**Supplied records**

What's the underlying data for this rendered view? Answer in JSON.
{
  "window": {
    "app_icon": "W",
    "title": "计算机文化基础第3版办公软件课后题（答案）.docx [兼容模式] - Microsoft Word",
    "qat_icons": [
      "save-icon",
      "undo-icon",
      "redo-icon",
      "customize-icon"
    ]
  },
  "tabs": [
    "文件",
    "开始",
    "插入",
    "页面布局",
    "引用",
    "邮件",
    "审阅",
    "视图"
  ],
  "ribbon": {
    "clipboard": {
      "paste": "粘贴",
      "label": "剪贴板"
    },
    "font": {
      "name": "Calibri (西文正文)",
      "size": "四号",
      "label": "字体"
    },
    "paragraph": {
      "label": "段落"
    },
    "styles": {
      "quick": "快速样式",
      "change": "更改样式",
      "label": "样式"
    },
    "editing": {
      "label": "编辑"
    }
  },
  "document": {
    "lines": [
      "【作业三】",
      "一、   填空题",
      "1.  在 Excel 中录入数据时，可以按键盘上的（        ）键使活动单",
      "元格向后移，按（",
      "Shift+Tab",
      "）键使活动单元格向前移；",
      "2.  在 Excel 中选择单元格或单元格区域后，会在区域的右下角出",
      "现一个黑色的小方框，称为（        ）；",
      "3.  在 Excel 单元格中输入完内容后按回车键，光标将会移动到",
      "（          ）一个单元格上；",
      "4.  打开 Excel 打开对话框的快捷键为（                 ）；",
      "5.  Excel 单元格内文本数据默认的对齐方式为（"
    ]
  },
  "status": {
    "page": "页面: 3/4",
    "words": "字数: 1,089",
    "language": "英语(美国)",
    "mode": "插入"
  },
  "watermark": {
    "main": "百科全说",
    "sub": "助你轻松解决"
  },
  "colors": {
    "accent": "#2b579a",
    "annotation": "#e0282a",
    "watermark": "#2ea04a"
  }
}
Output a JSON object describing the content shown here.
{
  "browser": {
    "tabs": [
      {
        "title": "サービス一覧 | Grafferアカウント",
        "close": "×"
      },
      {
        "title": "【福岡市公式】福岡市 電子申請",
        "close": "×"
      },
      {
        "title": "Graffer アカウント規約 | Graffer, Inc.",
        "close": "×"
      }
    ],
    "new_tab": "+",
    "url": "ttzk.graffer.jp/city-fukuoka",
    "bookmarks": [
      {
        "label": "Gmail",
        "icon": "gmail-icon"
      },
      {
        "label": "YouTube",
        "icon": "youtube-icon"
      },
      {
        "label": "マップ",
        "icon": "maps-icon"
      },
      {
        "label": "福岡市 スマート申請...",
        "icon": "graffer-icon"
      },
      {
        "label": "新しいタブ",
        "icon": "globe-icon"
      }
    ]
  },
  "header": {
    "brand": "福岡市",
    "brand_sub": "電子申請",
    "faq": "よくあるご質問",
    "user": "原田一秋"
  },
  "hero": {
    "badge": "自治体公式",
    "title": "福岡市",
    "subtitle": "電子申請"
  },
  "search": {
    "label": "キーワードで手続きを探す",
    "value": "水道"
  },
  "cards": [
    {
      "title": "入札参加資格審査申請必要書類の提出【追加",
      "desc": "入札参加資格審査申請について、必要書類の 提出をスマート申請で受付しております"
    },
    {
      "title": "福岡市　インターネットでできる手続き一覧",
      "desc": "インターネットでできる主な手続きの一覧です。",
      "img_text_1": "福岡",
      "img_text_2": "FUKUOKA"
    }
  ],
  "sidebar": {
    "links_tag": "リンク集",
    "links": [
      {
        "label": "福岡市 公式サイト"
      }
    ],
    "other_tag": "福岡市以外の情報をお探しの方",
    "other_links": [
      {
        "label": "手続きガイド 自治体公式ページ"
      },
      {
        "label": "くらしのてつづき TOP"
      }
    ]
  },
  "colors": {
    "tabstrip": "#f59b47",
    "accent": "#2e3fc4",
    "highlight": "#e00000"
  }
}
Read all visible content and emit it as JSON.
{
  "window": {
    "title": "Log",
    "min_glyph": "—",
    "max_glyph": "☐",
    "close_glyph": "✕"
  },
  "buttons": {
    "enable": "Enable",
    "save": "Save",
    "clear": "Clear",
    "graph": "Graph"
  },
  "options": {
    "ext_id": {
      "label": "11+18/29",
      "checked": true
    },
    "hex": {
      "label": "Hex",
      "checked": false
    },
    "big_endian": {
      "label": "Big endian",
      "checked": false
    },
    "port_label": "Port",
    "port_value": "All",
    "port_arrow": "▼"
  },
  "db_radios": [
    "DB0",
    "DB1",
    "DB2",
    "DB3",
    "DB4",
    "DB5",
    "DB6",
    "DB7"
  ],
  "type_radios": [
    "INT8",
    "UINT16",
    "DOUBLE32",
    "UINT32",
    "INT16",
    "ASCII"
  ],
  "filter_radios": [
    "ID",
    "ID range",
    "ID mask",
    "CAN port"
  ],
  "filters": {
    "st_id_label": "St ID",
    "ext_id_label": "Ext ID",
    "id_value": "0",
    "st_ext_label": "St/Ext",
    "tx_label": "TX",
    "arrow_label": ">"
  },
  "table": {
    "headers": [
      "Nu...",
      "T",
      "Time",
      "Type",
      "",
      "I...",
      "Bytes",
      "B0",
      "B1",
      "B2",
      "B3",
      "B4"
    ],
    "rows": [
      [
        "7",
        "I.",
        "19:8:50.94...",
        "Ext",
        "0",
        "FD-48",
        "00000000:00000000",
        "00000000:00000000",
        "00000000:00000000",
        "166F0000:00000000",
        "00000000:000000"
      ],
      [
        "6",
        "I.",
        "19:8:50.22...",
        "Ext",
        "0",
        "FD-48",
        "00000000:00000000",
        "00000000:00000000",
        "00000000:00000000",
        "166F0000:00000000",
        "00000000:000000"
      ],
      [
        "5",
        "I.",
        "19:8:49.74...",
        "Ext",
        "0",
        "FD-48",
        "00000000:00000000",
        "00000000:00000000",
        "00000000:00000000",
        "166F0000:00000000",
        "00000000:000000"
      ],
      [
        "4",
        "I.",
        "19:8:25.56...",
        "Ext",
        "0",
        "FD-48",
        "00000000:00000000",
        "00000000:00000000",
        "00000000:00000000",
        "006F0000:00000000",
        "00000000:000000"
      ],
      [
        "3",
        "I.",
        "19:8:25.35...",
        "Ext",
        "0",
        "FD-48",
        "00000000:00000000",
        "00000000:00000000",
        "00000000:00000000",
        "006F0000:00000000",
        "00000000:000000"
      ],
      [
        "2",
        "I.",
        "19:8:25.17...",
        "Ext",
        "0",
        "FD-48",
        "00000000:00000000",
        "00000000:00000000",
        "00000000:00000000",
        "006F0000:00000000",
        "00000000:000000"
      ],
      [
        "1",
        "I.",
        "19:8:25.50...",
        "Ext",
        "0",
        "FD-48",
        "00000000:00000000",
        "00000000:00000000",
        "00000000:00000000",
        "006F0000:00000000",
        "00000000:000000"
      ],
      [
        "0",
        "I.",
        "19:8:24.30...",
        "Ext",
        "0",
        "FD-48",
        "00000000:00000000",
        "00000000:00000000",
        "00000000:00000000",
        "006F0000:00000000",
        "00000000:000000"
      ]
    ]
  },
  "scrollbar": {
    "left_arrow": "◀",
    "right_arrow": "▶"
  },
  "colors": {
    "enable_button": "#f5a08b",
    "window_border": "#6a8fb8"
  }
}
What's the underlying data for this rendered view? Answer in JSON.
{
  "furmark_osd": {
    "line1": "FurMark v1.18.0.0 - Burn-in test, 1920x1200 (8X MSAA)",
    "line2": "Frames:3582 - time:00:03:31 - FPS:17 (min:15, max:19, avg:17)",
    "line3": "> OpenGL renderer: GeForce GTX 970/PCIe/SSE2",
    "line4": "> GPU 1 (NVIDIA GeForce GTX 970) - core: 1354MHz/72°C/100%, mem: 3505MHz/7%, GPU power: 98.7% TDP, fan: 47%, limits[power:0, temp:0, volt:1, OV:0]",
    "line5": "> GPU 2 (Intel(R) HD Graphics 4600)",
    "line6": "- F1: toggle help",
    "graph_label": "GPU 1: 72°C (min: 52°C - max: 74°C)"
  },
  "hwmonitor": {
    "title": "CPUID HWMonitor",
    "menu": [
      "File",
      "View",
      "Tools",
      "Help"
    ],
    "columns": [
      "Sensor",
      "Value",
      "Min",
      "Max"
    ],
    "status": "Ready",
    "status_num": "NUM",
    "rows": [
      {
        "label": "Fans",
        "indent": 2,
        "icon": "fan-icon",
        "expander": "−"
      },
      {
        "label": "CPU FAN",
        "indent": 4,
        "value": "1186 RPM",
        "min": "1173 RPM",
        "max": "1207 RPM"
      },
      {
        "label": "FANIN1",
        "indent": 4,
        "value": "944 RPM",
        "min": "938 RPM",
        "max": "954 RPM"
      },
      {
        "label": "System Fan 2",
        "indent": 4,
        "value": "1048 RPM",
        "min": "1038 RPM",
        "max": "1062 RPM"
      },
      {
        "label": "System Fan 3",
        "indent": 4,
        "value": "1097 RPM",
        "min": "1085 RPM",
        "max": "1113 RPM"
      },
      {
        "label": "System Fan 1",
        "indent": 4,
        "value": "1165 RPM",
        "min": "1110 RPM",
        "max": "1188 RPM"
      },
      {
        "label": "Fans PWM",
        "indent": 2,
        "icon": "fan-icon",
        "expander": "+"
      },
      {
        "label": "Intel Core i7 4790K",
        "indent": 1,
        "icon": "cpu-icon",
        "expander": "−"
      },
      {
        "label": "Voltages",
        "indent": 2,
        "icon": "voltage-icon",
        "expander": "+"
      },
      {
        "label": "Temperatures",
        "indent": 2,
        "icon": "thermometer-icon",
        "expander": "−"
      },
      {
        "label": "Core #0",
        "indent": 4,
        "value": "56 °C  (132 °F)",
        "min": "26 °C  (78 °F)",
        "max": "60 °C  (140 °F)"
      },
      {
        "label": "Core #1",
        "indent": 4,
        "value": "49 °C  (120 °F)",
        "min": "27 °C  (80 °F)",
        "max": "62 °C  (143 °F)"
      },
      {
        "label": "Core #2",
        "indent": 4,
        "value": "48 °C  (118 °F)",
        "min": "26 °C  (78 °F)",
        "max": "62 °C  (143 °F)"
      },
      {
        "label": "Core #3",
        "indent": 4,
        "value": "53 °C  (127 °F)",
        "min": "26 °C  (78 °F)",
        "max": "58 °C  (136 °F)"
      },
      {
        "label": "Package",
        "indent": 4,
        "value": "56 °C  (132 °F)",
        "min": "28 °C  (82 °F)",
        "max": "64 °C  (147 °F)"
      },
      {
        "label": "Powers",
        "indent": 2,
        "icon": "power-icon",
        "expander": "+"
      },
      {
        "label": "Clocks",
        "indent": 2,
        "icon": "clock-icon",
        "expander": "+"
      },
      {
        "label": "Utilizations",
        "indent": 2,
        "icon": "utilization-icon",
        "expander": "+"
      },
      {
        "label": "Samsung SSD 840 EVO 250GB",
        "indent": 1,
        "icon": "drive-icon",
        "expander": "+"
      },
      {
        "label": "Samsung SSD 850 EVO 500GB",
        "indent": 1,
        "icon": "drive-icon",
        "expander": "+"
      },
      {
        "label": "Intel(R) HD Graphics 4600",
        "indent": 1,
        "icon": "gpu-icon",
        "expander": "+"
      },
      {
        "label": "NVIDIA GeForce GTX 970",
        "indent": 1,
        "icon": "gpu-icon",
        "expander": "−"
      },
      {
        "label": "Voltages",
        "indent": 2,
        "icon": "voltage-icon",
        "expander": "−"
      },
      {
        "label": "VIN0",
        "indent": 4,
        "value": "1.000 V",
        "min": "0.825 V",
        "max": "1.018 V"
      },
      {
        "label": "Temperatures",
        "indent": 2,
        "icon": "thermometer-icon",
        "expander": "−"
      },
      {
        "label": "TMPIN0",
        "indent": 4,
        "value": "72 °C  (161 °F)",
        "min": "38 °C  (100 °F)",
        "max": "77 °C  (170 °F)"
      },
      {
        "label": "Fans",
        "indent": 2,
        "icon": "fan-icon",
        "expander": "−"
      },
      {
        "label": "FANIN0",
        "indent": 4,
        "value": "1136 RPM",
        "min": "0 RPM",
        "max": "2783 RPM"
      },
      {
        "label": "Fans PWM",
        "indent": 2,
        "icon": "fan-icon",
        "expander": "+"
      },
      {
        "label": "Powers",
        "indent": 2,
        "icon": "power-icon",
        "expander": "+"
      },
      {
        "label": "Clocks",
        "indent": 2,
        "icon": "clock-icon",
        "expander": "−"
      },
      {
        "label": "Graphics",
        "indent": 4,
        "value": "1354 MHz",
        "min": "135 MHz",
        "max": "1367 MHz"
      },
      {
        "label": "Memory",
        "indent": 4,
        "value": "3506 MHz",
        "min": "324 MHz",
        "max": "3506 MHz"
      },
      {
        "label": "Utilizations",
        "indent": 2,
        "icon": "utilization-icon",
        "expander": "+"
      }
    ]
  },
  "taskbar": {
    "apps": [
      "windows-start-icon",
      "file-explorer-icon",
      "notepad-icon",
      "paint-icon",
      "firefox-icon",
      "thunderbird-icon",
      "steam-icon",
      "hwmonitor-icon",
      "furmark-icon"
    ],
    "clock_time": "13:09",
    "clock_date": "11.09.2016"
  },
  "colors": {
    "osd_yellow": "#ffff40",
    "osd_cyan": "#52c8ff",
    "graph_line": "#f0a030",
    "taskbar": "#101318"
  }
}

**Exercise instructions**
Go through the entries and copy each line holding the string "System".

**Response to this exercise**
        "label": "System Fan 2",
        "label": "System Fan 3",
        "label": "System Fan 1",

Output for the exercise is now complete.